I live in Truckee, CA, at about 6000 feet in the Sierras, a part of the country known for getting hit with a lot of snow.
As I write, however, the snowpack depth in my backyard is precisely 0 feet 0 inches. Higher up in the mountains, it's more like 2 feet. In terms of overall water stored in the snowpack, that's about 30% of normal.
On top of that, I love to ski, as do most people who live in Truckee. This year, people are freaking out about our lack of snow. At first it was a joke, but then as weeks stretch into months, the possibility of snow has become a taboo subject. "Something looks possible this weekend," said one fellow skier to me last week, "but I didn't tell you that." "Nope," I said. "I didn't hear a thing."
People who work for the ski resorts are being cut down to part-time or being let go entirely.

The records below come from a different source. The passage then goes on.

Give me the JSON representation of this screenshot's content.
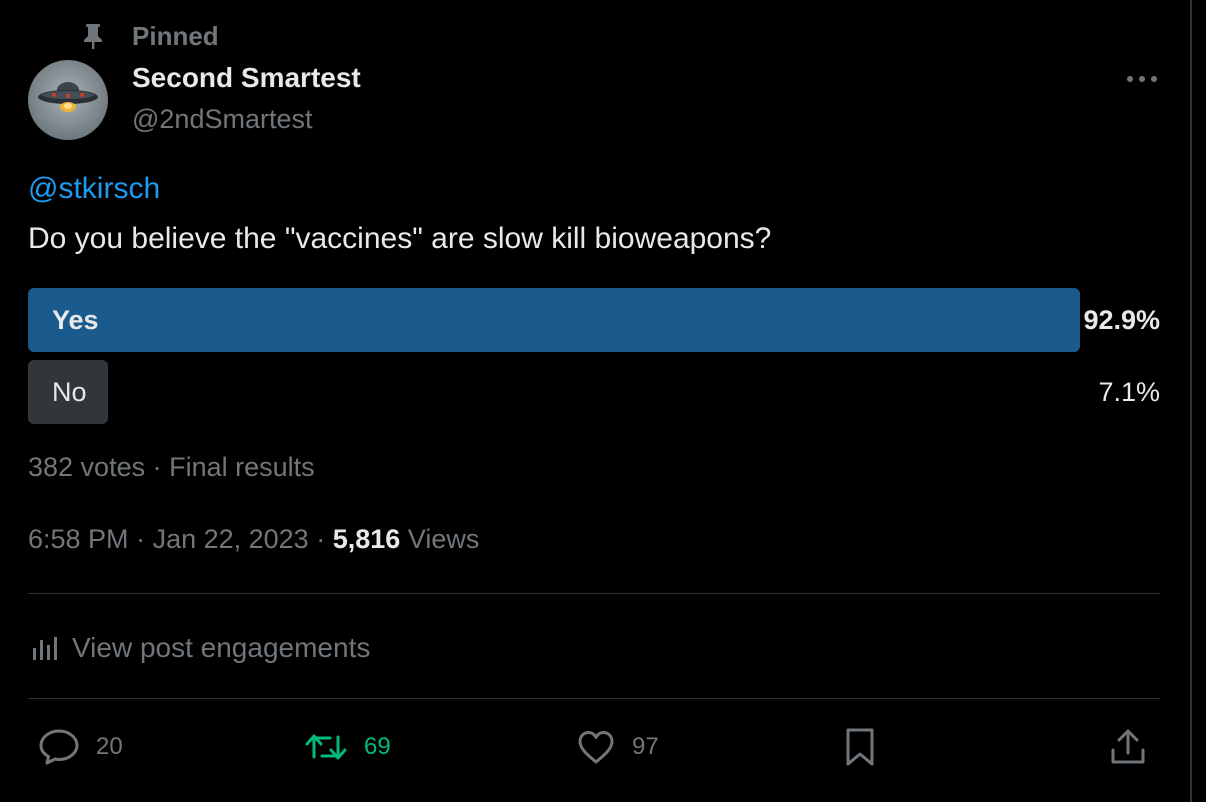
{
  "pinned": {
    "label": "Pinned"
  },
  "author": {
    "name": "Second Smartest",
    "handle": "@2ndSmartest"
  },
  "post": {
    "mention": "@stkirsch",
    "text": "Do you believe the \"vaccines\" are slow kill bioweapons?"
  },
  "poll": {
    "options": [
      {
        "label": "Yes",
        "percent": "92.9%",
        "value": 92.9
      },
      {
        "label": "No",
        "percent": "7.1%",
        "value": 7.1
      }
    ],
    "votes": "382 votes",
    "separator": " · ",
    "status": "Final results"
  },
  "meta": {
    "time": "6:58 PM",
    "date": "Jan 22, 2023",
    "separator": " · ",
    "views_count": "5,816",
    "views_label": "Views"
  },
  "engagements": {
    "label": "View post engagements"
  },
  "actions": {
    "replies": "20",
    "reposts": "69",
    "likes": "97"
  },
  "colors": {
    "background": "#000000",
    "text": "#e7e9ea",
    "secondary": "#71767b",
    "link": "#1d9bf0",
    "poll_winner": "#1a5a8c",
    "poll_other": "#333639",
    "repost_active": "#00ba7c"
  },
  "icons": [
    "pin-icon",
    "more-icon",
    "analytics-icon",
    "reply-icon",
    "repost-icon",
    "like-icon",
    "bookmark-icon",
    "share-icon"
  ]
}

Business at the resorts was down 40-50% over the Christmas holiday, according to the California Ski Industry Association. What is going on??
To make matters worse, we are mocked by the record snowfall Tahoe had last winter -- a grand total of over 800 inches by the end of the season. People skied all through the summer. Look out at the mountains now and many of the south-facing slopes are bone dry.
It's not just Tahoe that's suffering, although we do take the cake for worst snow in the West. Lack of snow across the Northeast has resulted in less than half the number of skiers that came to some resorts last year and business has dropped by up to 38%.
Is climate change to blame here or not?
Yes and no. Yes, it's part of the picture, because climate change is how our world is now. So it's in the mix. The question that's hard to answer is how much of a factor it is. The Tahoe area is at 45% of normal in terms of how much precipitation we've gotten, but the amount of water in the snowpack is only at 30% of normal. Why the difference? One reason is that more precipitation has come as rain instead of snow. More rain and less snow are expected in the future from climate change. But is this already a factor this season? Again, the question is more about relative responsibility than just yes or no. My best guess is yes, climate change is a factor, but not necessarily the biggest one right now.
This winter, when casting blame for the lack of snow, we have to point one finger toward a phenomenon called the Arctic Oscillation. (Dunh, dunh, DUNH...)
The Arctic Oscillation, or AO for short, refers to how tightly the upper-level polar winds circle around the North Pole. (Check out the diagram below.) In the positive phase of the AO, the winds circle tightly around the Arctic, keeping cold air locked inside this vortex. In the negative phase, this vortex is weaker, allowing the cold Arctic air to escape further south, bringing with it big, cold snowstorms. Remember Snowmaggedon back in 2010? That was negative AO at its best (or worst).
This year, to our detriment, the AO has been stuck in its positive phase, keeping the U.S. relatively warm and snow-free. (Alaska, though, has been getting hammered as a result.)
So, is this Arctic Oscillation related at all to climate change? In the 1990s, we experienced a long string of positive phases of the AO, but since 2000 the trend has been more to a negative AO. No real trend there. However, most climate models predict more positive AOs (like this winter) in the future. The IPCC hypothesizes that this could be because a warmer lower atmosphere and a cooler upper atmosphere, both products of human-produced greenhouse gases, cause the polar vortex to strengthen. Stronger polar winds mean cold Arctic air stays up north. That equals more bad snow conditions for the U.S. even without the influence of a warmer planet.
Is this really what we're seeing this winter, though? How I wish I could answer that question with a straight-up yes or no. Any other answer just doesn't seem to cut it. Give me 10 years or so and I'll get back to you. Until then, pray for snow. Or, better yet, tackle climate change.
Follow Rebecca Anderson on Twitter: www.twitter.com/climateed